§ **PROBLEM TO WORK ON**
Search each line below for "TXYZ", then return the lines where it appears.

§ **DATA SUPPLIED**

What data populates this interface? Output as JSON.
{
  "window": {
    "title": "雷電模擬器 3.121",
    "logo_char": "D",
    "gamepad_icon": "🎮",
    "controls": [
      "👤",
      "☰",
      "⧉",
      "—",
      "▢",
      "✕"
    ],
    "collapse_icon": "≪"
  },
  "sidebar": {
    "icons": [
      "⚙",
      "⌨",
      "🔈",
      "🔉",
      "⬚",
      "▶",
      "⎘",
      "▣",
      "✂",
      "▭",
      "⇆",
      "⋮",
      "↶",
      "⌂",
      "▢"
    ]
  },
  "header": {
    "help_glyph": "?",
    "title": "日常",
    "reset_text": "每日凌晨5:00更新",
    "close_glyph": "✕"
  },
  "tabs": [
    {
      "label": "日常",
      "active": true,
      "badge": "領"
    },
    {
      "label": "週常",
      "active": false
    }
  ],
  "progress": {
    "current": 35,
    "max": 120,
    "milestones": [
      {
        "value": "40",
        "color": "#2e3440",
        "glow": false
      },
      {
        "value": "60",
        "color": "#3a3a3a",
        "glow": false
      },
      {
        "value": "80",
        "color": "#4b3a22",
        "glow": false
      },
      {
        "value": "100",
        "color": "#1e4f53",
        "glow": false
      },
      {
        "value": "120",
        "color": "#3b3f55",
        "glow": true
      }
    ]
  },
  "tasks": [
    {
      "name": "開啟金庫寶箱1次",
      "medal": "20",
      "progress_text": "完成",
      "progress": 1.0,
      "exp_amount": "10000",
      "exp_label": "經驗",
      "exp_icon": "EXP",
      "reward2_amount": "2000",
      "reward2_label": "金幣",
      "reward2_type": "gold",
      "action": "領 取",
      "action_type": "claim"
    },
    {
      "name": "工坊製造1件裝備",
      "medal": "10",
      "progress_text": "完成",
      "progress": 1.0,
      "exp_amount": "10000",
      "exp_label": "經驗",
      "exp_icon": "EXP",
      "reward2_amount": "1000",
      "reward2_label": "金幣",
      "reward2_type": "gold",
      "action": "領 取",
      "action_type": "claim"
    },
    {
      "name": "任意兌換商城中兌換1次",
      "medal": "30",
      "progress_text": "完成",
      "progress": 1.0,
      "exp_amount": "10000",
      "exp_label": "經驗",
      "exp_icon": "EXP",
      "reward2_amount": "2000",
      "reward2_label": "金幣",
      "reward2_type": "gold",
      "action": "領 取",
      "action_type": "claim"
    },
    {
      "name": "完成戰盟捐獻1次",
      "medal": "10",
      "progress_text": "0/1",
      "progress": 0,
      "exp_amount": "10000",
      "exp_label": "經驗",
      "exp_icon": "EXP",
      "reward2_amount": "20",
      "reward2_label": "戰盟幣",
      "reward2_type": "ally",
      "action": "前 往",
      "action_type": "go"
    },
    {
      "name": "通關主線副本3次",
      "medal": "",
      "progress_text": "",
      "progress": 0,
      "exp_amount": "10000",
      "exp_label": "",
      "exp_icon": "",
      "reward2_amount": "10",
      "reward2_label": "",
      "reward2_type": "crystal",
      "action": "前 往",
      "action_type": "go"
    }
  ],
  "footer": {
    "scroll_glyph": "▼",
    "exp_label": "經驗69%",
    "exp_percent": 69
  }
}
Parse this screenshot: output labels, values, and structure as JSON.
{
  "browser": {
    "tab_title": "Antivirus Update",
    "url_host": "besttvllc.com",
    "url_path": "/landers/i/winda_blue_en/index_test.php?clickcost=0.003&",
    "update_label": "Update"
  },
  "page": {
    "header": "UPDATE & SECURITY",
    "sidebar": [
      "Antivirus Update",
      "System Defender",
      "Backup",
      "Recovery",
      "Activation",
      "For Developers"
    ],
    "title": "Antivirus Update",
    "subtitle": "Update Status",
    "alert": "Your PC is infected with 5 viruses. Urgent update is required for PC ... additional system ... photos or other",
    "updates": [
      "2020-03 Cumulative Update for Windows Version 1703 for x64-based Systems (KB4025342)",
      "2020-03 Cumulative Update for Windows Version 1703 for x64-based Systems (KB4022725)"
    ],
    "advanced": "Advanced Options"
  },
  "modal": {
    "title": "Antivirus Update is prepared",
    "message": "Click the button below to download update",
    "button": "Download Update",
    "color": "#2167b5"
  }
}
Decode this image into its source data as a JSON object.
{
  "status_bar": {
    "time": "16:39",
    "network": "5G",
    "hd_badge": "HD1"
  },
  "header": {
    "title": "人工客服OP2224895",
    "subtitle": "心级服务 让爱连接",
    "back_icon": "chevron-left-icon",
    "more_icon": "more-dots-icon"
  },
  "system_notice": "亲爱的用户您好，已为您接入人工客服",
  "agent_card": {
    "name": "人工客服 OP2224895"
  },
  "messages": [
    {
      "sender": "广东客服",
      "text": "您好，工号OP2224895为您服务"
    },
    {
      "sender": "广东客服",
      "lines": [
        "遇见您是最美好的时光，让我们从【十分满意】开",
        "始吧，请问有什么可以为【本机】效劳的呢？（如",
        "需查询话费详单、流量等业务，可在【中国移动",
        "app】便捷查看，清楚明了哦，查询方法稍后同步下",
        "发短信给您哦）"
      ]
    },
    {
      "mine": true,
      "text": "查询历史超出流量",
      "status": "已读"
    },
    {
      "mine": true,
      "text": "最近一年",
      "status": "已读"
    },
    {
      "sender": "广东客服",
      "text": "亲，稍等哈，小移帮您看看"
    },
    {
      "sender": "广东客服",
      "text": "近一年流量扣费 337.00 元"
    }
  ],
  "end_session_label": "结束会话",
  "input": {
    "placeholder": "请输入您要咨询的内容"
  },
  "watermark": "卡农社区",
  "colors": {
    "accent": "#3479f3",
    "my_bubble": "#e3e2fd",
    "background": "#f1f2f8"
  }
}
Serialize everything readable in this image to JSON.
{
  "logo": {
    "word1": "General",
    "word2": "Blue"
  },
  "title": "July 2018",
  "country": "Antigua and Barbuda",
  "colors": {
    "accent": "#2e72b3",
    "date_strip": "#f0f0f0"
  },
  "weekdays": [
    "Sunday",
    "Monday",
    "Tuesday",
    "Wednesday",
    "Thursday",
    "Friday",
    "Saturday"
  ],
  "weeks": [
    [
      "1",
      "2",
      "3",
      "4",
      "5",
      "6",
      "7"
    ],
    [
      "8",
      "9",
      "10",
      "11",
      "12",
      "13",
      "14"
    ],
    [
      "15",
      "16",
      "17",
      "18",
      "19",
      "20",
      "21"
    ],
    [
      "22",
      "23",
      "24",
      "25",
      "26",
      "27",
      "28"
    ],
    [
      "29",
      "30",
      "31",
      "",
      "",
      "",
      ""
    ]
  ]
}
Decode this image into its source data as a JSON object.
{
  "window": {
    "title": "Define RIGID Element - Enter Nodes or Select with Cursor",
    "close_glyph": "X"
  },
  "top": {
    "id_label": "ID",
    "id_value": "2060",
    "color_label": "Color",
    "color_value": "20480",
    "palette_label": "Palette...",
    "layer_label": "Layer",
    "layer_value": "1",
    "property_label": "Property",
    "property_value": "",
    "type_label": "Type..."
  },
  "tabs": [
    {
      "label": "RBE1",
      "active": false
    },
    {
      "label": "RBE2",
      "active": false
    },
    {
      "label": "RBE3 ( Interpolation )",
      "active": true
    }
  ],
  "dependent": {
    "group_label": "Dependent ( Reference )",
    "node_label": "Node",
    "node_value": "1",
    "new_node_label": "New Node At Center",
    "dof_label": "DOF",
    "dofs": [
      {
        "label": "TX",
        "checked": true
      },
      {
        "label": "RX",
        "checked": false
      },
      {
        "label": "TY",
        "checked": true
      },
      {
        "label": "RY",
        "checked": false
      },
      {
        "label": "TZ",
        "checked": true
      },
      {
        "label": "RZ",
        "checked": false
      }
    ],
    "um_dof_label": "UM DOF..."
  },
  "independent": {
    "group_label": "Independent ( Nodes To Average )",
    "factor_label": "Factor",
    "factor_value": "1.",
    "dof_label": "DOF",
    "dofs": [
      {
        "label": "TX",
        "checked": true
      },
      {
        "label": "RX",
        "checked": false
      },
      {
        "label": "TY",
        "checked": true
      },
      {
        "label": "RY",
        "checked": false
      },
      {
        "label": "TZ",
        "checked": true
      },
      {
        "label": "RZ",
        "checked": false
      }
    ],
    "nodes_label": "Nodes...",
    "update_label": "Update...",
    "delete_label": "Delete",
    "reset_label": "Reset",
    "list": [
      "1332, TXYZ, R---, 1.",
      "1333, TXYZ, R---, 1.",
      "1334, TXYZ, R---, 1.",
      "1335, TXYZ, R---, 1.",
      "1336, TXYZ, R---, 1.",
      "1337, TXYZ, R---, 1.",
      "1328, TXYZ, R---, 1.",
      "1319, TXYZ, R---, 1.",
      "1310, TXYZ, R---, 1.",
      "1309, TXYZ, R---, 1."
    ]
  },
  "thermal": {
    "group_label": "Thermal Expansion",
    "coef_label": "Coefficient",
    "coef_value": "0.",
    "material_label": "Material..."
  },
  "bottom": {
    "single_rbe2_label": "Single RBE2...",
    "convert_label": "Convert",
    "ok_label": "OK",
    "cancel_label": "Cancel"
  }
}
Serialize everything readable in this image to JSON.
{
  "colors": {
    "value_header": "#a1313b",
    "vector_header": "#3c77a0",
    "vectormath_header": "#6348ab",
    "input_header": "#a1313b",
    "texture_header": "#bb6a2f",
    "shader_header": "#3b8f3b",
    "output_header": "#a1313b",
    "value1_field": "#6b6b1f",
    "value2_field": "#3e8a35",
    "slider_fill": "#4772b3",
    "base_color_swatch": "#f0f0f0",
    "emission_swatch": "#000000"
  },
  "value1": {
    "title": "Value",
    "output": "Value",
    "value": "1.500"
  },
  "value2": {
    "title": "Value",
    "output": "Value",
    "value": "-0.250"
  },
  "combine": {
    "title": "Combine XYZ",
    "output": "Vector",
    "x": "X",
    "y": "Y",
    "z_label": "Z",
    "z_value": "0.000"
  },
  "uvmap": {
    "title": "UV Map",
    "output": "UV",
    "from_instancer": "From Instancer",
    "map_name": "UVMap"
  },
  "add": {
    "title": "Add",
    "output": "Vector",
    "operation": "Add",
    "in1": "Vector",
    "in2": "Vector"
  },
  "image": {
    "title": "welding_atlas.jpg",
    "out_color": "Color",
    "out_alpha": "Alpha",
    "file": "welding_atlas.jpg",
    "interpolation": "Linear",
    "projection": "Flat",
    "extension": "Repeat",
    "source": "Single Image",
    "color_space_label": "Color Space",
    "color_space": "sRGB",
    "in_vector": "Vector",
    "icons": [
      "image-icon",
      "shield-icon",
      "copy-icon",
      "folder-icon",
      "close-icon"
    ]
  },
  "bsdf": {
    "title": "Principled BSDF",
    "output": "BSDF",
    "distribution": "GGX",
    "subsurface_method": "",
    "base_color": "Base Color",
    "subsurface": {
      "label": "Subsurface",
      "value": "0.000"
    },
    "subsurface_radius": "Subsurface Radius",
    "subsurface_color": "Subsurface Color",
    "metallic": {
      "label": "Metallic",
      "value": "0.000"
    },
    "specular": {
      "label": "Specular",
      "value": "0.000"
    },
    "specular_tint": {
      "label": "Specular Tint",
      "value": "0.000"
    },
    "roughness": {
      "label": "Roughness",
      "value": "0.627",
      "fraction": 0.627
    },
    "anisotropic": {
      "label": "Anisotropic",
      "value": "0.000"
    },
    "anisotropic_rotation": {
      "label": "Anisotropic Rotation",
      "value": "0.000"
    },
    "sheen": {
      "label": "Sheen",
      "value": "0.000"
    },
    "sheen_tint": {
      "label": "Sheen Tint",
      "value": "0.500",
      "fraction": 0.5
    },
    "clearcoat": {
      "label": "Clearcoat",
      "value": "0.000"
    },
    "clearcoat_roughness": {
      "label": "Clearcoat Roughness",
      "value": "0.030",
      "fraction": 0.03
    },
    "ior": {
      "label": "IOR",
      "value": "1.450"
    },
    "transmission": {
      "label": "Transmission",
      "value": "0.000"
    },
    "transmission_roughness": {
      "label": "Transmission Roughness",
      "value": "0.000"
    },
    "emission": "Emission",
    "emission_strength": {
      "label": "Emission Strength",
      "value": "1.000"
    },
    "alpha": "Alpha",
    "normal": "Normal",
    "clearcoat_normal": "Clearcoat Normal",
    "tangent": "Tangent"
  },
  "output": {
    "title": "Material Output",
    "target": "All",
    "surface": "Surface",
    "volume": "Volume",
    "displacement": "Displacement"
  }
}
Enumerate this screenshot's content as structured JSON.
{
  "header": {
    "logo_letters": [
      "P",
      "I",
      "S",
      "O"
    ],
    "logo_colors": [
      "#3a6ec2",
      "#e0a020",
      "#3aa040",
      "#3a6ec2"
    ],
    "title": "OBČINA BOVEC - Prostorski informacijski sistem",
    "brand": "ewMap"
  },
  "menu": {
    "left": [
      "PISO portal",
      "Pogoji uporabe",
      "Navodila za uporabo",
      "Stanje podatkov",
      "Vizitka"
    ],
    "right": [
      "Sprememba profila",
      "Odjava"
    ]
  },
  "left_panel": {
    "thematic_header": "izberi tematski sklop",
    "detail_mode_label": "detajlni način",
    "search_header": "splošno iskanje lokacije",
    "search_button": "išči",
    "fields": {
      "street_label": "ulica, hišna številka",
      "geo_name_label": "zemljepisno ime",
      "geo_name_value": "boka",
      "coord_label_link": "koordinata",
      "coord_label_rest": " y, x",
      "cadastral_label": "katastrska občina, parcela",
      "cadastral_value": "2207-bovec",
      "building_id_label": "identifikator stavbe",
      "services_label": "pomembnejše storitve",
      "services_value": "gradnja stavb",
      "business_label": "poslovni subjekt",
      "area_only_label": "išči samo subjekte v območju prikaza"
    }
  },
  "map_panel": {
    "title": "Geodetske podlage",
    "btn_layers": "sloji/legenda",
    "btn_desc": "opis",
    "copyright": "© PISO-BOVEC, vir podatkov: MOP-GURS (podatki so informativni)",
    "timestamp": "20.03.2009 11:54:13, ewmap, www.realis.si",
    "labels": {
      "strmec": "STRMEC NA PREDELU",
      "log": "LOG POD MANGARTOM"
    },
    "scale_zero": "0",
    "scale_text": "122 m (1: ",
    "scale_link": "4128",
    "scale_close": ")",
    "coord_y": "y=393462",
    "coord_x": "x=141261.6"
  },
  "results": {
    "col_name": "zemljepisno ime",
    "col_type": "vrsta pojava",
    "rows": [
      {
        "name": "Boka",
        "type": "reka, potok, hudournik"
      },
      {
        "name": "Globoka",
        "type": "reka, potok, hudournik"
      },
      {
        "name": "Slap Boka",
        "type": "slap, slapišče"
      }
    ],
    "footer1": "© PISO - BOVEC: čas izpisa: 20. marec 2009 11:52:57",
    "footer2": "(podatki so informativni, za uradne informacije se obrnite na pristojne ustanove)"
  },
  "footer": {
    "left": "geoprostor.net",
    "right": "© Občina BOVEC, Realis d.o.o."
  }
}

§ **TASK OUTPUT**
      "1332, TXYZ, R---, 1.",
      "1333, TXYZ, R---, 1.",
      "1334, TXYZ, R---, 1.",
      "1335, TXYZ, R---, 1.",
      "1336, TXYZ, R---, 1.",
      "1337, TXYZ, R---, 1.",
      "1328, TXYZ, R---, 1.",
      "1319, TXYZ, R---, 1.",
      "1310, TXYZ, R---, 1.",
      "1309, TXYZ, R---, 1."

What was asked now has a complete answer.